This is where humans retain the lead they have over machines – humans produce higher quality translations than machines do. The Sejong Cyber University confirmed this in 2017. It’s still true today in the real world, despite headlines that claim “human parity” has been reached or even exceeded.
For example, earlier this year, researchers from the University of Amsterdam published a paper called “The Unreasonable Volatility of Neural Machine Translation Models.” As it turns out, even slight changes in a source sentence (such as changing a number or the gender of the subject) can result in a surprisingly different output. According to Slator, “the systems clearly do not demonstrate a good understanding of the underlying sentence parts — if they did, they would not generate the inconsistencies observed.”
Some experts also argue that the current standards for evaluating machine translation output and comparing it to that of human translators need revision.

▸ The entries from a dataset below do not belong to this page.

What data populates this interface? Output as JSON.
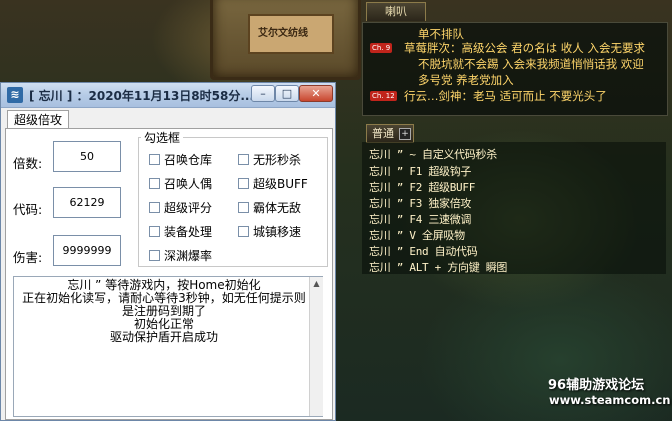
{
  "game": {
    "shop_sign": "艾尔文纺线",
    "horn_tab": "喇叭",
    "horn_lines": [
      {
        "badge": "",
        "text": "单不排队",
        "color": "#ffd66b"
      },
      {
        "badge": "Ch. 9",
        "text": "草莓胖次：高级公会 君の名は 收人 入会无要求",
        "color": "#ffd66b"
      },
      {
        "badge": "",
        "text": "不脱坑就不会踢 入会来我频道悄悄话我 欢迎",
        "color": "#ffd66b"
      },
      {
        "badge": "",
        "text": "多号党 养老党加入",
        "color": "#ffd66b"
      },
      {
        "badge": "Ch. 12",
        "text": "行云…剑神：老马  适可而止  不要光头了",
        "color": "#ffd66b"
      }
    ],
    "normal_tab": "普通",
    "normal_tab_plus": "+",
    "normal_lines": [
      "忘川 ” ~ 自定义代码秒杀",
      "忘川 ” F1  超级钩子",
      "忘川 ” F2  超级BUFF",
      "忘川 ” F3  独家倍攻",
      "忘川 ” F4  三速微调",
      "忘川 ” V   全屏吸物",
      "忘川 ” End 自动代码",
      "忘川 ” ALT + 方向键 瞬图"
    ]
  },
  "watermark": {
    "title": "96辅助游戏论坛",
    "url": "www.steamcom.cn"
  },
  "window": {
    "icon": "app-logo-icon",
    "title": "[ 忘川 ] ：2020年11月13日8时58分...",
    "tab": "超级倍攻",
    "fields": [
      {
        "label": "倍数:",
        "value": "50"
      },
      {
        "label": "代码:",
        "value": "62129"
      },
      {
        "label": "伤害:",
        "value": "9999999"
      }
    ],
    "group_title": "勾选框",
    "checkboxes_left": [
      "召唤仓库",
      "召唤人偶",
      "超级评分",
      "装备处理",
      "深渊爆率"
    ],
    "checkboxes_right": [
      "无形秒杀",
      "超级BUFF",
      "霸体无敌",
      "城镇移速"
    ],
    "log_lines": [
      "忘川 ” 等待游戏内，按Home初始化",
      "正在初始化读写，请耐心等待3秒钟，如无任何提示则",
      "是注册码到期了",
      "初始化正常",
      "驱动保护盾开启成功"
    ]
  }
}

For example, evaluations are usually conducted on a sentence-by-sentence basis, which means that the human evaluators don’t have the full context available when they grade the translations. This means that some errors, omissions and inconsistencies in the MT output are not being properly accounted for when researchers tout studies that “prove” machine translation is on par with human translation.
Errors are especially likely in less commonly translated language pairings and for languages that differ greatly from English, such as Arabic, Chinese and Japanese.
There’s also the fact that machine translation’s mistakes can cause reputational and political damage. Some of Google Translation’s highest profile mistakes so far have included referring to the Russian Federation as ‘Mordor’ in Ukrainian and mis-translating ‘grelo’ as ‘clitoris’ instead of ‘vegetable’ when advertising the Galician town of As Pontes’ ‘clitoris-tasting festival!’
The future of machine translation
Given recent leaps forward in MT technology, it would be easy to predict that machines will be able to translate as competently as humans in just a few years. However, that same projection was made back in the 1950s and still hasn’t come true. History has given us reason to doubt the capability of machines when it comes to translation, despite the incredible power of modern computing systems. For the time being, it can be a helpful tool but it needs to be combined with careful post-editing from a human linguist as part of a robust quality-control process, as we do in our MT solution.
Machine translation has come a long way since the ‘50s, but it still has a very long way to go before it can match the linguistic subtlety that the human brain can deliver. Until that point in time arrives, our exceptional team of expert human linguists are standing by to deliver translation of your documentsat a level of quality that no machine can match.